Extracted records
------------------------------------------------------------------------

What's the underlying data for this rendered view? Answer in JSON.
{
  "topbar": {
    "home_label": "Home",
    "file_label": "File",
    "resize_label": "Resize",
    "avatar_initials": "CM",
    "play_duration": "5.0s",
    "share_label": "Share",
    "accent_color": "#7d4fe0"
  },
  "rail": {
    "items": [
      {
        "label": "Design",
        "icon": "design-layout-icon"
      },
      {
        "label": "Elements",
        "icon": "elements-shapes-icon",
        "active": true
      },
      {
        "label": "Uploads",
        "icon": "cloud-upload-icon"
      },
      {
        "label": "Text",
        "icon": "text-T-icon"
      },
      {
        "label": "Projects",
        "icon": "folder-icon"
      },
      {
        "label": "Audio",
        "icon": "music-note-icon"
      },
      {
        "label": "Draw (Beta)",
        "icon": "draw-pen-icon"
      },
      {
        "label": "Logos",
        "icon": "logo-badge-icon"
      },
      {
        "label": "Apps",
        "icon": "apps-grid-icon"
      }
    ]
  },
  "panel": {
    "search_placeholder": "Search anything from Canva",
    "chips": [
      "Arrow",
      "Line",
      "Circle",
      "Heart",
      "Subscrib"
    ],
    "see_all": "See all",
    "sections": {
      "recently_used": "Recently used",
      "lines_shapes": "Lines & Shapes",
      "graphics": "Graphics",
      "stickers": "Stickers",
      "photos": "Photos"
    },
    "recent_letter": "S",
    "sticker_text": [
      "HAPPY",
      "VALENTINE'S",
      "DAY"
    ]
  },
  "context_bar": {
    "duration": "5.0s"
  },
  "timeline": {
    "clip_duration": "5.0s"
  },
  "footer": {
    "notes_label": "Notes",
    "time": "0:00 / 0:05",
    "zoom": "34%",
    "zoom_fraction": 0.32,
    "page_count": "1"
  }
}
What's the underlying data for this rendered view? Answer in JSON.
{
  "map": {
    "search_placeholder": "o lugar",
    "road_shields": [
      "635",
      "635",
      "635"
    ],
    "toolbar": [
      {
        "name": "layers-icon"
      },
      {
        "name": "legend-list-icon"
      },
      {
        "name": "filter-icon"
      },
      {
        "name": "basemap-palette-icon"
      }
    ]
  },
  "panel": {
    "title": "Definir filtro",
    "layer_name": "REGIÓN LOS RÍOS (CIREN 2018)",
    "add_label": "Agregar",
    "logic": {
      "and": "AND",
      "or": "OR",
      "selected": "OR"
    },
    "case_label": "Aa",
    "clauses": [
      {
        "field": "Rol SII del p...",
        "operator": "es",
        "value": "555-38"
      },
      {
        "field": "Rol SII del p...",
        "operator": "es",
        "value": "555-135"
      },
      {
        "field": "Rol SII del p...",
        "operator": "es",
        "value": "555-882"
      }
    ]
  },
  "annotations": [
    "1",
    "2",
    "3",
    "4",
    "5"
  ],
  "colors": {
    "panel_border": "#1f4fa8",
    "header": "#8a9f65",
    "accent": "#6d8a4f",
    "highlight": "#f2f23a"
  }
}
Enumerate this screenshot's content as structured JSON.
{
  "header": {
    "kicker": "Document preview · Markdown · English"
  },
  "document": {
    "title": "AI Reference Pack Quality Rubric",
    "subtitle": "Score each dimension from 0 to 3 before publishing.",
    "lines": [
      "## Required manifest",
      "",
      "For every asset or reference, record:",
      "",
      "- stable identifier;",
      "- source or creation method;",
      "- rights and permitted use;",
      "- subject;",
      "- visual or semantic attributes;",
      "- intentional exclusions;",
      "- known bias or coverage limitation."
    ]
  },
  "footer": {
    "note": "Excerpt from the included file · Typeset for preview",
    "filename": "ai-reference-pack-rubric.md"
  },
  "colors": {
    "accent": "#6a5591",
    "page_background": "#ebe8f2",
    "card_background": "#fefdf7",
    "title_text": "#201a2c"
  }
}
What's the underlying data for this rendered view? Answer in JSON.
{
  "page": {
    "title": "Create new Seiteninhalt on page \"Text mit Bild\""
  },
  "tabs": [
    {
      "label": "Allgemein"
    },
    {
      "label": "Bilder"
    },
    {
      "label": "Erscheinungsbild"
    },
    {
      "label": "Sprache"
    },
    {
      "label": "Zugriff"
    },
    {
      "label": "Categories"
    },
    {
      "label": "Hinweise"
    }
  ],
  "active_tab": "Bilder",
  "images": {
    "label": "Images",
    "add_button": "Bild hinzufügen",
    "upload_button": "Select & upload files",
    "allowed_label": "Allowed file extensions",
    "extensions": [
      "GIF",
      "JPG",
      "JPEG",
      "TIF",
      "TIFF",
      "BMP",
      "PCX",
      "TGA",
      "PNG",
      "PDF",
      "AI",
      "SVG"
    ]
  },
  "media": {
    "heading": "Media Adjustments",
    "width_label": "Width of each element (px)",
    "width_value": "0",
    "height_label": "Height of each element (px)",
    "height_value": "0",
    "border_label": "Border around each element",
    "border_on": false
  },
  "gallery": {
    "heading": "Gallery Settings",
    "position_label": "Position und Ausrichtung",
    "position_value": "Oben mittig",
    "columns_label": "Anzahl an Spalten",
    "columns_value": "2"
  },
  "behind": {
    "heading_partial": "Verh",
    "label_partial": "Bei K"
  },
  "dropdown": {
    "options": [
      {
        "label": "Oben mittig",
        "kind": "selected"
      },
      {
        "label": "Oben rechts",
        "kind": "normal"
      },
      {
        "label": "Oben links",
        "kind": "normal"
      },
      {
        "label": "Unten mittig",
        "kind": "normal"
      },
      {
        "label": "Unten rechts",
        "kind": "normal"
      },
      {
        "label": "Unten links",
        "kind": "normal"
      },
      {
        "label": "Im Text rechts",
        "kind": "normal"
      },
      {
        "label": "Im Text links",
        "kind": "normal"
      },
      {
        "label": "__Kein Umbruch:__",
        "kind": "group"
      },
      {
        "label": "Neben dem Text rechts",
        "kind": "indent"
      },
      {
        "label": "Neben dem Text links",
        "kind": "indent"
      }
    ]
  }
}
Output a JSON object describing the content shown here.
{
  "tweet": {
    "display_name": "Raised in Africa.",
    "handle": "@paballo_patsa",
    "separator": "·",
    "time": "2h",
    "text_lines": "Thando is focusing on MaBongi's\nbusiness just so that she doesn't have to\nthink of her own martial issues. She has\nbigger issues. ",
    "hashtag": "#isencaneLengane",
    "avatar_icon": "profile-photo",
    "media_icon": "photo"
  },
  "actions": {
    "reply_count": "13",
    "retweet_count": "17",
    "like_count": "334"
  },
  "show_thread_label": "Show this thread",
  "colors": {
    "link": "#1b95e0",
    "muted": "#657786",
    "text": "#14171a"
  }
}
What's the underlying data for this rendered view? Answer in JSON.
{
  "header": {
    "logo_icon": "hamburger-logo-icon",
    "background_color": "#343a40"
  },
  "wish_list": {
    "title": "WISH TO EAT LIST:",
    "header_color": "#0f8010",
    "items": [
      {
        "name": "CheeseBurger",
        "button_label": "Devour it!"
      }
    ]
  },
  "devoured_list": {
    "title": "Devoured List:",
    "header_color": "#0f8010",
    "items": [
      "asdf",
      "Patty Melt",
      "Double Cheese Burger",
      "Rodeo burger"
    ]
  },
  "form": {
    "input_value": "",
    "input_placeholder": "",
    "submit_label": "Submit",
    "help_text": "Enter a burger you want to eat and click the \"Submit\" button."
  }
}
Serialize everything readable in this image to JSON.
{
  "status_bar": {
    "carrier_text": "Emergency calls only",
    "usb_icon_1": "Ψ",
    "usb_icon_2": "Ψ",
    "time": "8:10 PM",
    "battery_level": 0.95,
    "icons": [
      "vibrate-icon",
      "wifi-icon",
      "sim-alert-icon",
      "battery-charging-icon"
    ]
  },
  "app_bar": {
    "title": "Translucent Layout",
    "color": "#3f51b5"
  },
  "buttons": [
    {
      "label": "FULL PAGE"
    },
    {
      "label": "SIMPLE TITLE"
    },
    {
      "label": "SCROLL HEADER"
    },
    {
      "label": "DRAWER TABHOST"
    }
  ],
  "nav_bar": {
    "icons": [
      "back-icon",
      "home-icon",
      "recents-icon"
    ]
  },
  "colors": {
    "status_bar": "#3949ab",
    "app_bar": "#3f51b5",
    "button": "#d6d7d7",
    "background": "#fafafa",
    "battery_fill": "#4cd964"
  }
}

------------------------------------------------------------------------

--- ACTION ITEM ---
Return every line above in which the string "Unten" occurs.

--- EXERCISE RESPONSE ---
        "label": "Unten mittig",
        "label": "Unten rechts",
        "label": "Unten links",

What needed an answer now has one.